The first full round of the day delivered a bumper catch of Reed Bunting. We went on to have a total of 19 in the session. We have only ever caught that many on one other occasion, on the 9th September 2016. Apart from that the largest Reed Bunting catch at Blakehill was 12.

The list for the day was: Blue Tit 5; Great Tit 3; Meadow Pipit 34(1); Wren 1; Dunnock 1; Stonechat 1; Whinchat 3; Blackcap 2; Chiffchaff 3; Starling 2; Linnet 9; Reed Bunting 18(1). Totals: 82 birds ringed from 12 species, plus 2 recaptured from 2 species, making 84 birds processed from 12 species.

This really is turning into a bumper autumn migration for Whinchat, with 15 caught at Blakehill Farm since 5th September.  We also caught our second Stonechat of the autumn.
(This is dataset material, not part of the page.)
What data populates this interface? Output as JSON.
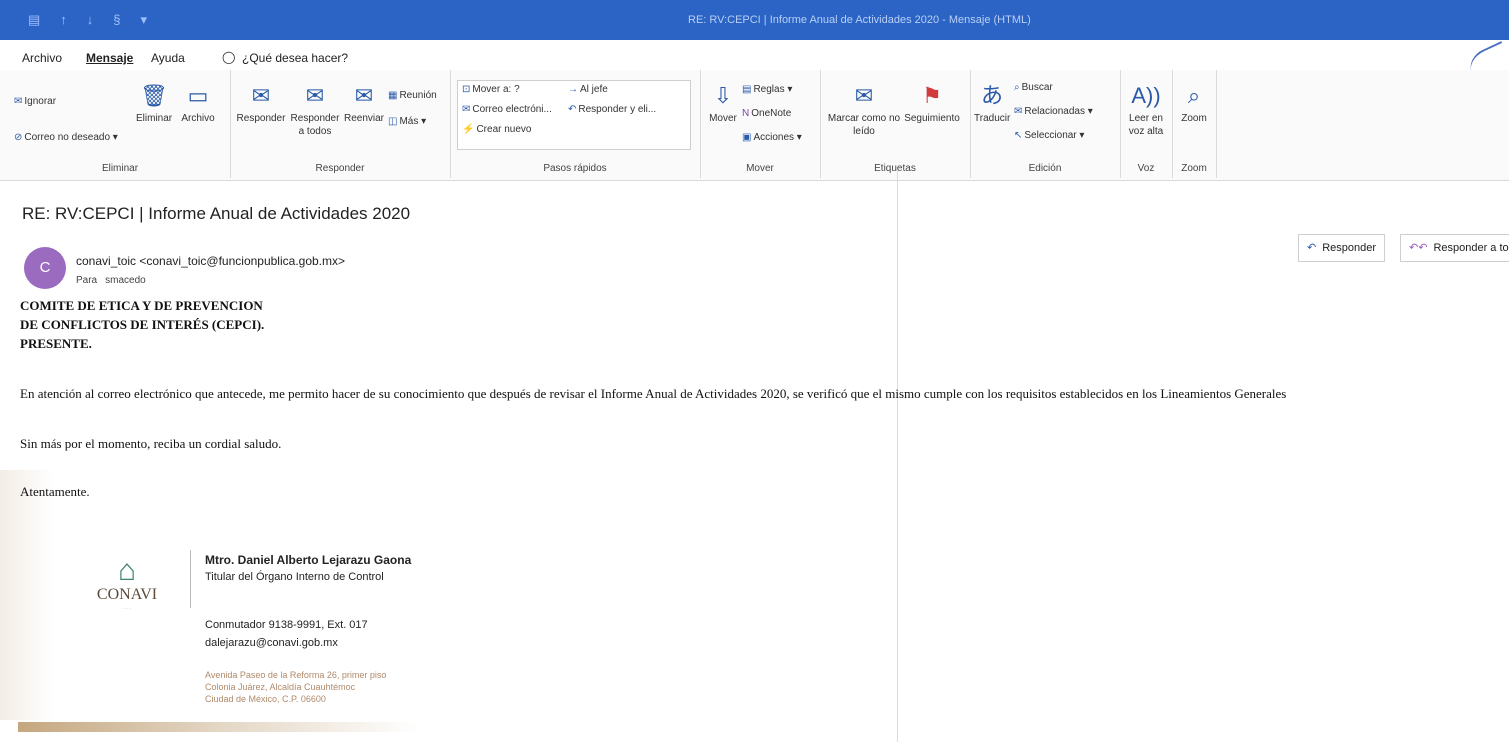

As for Meadow Pipits, well it is just remarkable: 148 birds caught in the same period, compared with a next best maximum of 47 in the whole of 2017. Prior to that we had never caught more than 20 Meadow Pipits in an entire calendar year at Blakehill.  What is interesting is that last Saturday, at Brown’s Farm, I caught 19 Meadow Pipits, where in the previous 3 years and some 15 sessions, I had only caught one.  Perhaps they have just had a really good year.  We have had one of our Blakehill birds recaptured just over the border into Oxfordshire, and on Saturday we caught a bird that was ringed some 43km south at Westdown Plantation on Salisbury Plain, so they are certainly moving around the county.

The plan for Linnets worked, with a nice catch of 9 during the session, all in the hedgerow adjacent to the lure we used.  Just before noon, I looked up from where I was sitting at the ringing station to see Jonny run from one side of the ringing site to the other.  This was the reason why:


We don’t catch many Starlings: they are clever birds and seem adept at avoiding capture.  Jonny was running because three of them were in the net only, by the time he got there, two of them had escaped.  That we caught another one later was pure serendipity.  The nets were kept open until 12:30, by which time the birds had become accustomed to the nets and we had a couple of empty rounds. It was a super session, just like the last two!